◆ **What you have to do**: Throughout the material below, how many lines include the string "description"? Reply with only the number.

◆ **Data for the task**:
»»

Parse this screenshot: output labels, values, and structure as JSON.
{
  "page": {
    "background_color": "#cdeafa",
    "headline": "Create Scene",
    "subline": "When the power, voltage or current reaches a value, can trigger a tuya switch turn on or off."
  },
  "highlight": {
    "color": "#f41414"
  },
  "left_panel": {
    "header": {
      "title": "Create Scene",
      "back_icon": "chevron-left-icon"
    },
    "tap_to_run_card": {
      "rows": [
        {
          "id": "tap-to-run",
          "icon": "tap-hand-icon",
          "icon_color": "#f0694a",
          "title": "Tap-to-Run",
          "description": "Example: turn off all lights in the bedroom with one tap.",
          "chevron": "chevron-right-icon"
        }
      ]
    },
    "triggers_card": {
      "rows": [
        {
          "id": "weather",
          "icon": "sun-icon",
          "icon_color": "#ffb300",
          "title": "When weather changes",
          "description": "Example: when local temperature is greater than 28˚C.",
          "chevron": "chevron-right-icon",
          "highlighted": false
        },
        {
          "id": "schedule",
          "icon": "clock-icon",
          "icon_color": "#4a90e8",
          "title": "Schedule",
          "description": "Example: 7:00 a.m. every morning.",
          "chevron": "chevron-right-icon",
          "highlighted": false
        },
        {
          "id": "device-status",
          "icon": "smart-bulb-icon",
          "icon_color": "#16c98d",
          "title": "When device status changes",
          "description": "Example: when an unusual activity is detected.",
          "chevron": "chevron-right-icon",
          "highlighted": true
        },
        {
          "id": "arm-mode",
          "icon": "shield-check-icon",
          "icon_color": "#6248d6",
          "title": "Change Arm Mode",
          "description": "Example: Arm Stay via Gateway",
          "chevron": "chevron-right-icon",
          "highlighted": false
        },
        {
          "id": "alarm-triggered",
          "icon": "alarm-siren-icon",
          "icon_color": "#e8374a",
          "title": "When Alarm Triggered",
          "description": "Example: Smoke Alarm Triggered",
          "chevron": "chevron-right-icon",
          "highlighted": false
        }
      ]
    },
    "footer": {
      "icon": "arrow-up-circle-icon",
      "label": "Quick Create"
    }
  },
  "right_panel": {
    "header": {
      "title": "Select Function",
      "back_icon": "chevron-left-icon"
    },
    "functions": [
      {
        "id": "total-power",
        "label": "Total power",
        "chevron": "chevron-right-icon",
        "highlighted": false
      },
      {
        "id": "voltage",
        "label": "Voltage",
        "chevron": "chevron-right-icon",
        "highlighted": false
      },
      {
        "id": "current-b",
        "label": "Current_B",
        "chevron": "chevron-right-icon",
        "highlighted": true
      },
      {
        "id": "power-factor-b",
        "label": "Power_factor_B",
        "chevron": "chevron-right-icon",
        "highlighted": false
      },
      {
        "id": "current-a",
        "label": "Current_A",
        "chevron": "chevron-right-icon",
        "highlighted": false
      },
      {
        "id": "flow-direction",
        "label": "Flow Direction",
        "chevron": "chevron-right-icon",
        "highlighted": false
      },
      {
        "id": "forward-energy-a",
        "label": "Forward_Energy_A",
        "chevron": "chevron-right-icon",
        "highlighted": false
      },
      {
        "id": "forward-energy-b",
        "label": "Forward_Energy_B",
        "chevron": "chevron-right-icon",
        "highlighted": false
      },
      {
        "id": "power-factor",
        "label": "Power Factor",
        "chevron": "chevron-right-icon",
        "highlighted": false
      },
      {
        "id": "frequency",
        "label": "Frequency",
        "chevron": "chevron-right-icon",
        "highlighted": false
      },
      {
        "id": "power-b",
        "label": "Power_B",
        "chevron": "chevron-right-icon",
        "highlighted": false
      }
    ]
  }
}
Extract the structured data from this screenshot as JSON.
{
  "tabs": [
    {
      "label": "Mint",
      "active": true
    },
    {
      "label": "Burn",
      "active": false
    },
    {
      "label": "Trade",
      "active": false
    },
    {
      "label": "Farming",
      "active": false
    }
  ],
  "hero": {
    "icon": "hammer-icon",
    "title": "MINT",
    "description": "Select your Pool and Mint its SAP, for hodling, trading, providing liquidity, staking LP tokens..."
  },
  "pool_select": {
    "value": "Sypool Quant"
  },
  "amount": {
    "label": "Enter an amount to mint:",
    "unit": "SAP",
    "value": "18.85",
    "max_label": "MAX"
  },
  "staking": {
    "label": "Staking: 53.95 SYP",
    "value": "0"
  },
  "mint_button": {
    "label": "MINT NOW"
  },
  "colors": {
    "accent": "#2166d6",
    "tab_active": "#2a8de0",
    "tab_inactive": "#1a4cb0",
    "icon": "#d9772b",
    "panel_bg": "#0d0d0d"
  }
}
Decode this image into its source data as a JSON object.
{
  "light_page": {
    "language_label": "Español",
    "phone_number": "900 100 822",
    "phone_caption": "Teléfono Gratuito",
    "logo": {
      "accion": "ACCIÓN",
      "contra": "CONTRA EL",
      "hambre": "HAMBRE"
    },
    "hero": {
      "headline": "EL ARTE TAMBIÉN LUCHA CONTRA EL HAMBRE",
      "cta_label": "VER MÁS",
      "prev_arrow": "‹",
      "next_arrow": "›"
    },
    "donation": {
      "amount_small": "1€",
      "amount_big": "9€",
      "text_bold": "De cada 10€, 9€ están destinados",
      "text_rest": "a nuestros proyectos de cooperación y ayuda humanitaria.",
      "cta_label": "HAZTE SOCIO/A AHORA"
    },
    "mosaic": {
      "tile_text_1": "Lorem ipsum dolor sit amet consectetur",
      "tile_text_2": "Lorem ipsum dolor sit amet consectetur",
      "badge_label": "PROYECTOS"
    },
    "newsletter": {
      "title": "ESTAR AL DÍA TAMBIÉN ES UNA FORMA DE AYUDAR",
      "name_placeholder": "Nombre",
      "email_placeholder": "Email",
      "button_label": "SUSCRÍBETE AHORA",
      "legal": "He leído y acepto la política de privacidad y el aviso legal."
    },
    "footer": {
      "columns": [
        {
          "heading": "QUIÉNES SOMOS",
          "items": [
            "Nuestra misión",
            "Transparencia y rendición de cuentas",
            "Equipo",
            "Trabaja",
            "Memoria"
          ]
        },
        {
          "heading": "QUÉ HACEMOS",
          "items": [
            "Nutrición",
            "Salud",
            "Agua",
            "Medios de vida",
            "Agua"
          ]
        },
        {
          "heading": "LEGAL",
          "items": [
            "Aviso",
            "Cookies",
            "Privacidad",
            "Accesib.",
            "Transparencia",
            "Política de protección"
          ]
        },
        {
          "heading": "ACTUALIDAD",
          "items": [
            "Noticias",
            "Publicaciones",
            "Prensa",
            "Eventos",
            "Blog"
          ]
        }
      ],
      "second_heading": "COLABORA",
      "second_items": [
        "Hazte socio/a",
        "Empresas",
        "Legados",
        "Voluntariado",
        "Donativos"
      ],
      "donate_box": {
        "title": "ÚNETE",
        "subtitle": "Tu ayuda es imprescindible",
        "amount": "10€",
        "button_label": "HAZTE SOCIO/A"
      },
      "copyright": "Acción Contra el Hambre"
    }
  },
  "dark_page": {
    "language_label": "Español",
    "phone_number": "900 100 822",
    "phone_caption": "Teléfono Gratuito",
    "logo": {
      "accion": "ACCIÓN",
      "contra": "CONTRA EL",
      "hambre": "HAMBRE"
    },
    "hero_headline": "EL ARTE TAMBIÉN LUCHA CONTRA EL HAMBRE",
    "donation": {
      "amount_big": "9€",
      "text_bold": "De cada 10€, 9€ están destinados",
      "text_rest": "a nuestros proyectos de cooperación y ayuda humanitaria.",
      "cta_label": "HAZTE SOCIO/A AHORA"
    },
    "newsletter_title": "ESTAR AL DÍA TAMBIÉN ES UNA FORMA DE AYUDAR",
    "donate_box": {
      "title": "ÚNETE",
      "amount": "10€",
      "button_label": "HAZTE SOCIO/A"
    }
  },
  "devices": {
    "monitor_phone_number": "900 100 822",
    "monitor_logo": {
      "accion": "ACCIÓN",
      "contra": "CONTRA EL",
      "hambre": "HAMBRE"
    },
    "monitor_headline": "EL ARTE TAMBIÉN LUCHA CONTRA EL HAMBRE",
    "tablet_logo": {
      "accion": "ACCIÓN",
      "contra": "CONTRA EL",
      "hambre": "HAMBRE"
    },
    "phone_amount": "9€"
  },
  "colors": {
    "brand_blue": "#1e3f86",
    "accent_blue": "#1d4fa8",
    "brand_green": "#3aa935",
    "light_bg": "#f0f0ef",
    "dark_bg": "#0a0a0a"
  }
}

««

◆ **Exercise solution**: 7